Haslam, S. A., Reicher, S. D., Ranz-Schleifer, N., & Van Bavel. (2018). Rethinking the ‘nature’ of brutality: Uncovering the role of identity leadership in the Stanford Prison Experiment. Accessible at:

Lakens, D. (2017). Five reasons blog posts are of higher scientific quality than journal articles. Accessible at:

Nosek, B., Spies, J., & Motyl, M. (2012). Scientific Utopia: II. Restructuring incentives and practices to promote truth over publishability. Accessible at:

Reicher, S. D., & Haslam, S. A. (2006). Rethinking the psychology of tyranny: The BBC Prison Experiment. British Journal of Social Psychology45, 1-40.

Resnick, B. (2018). Philip Zimbardo defends the Stanford Prison Experiment, his most famous work. Accessible at:

Srivastava, S. (2009). Making progress in the hardest science. Accessible at:

Zimbardo, P. (2018). Statement from Philip Zimbardo. Accessible at:

4 responses to “Failed replications, questioning authority, and outdated mentalities”

  1. As a moral psychologist, I must as a matter of conscience endorse this.


    1. Love it!


  2. For what it’s worth, a couple weeks ago James Heathers tweeted about criticisms of the Stanford Prison Experiment and pointed out that the first methodological criticism of was published in 1975, two years after the paper reporting it. Here is his tweet, and here is the paper in question.


    1. Yes you’re absolutely right.
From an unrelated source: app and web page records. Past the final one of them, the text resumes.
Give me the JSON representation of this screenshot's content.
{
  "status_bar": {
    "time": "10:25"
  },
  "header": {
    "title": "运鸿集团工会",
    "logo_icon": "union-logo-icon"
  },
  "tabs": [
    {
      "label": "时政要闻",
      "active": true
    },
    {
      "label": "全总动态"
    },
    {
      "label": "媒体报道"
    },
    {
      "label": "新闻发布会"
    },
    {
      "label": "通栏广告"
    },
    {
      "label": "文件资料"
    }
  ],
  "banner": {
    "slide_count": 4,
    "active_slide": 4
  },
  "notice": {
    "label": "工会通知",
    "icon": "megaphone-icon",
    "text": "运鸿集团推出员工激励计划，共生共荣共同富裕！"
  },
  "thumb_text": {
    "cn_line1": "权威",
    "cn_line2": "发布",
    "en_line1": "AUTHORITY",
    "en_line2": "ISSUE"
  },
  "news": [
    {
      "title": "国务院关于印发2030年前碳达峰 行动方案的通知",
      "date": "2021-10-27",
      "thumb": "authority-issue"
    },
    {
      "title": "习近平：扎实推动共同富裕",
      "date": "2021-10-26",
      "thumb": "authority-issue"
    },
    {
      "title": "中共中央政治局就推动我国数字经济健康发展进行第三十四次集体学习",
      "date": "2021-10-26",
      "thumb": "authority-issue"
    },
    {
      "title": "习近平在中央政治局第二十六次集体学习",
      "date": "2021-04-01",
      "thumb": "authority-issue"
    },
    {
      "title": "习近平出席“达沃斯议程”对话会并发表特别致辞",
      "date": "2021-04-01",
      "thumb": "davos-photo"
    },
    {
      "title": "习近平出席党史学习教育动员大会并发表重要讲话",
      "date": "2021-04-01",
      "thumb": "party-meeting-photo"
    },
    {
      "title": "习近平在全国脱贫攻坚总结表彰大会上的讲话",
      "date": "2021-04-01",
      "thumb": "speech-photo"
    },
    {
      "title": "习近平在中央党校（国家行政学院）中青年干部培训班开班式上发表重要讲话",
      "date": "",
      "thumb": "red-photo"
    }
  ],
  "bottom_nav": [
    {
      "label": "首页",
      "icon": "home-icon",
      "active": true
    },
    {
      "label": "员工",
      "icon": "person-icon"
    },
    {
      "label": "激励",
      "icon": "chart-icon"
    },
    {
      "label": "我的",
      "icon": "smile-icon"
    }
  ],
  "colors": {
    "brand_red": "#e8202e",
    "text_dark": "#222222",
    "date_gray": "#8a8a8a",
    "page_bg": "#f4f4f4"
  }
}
There is a long history of criticising the SPE, apologies if my blog post didn’t acknowledge that fact explicitly.


Leave a Reply

Fill in your details below or click an icon to log in: Logo

You are commenting using your account. Log Out /  Change )

Facebook photo

You are commenting using your Facebook account. Log Out /  Change )

Connecting to %s

%d bloggers like this: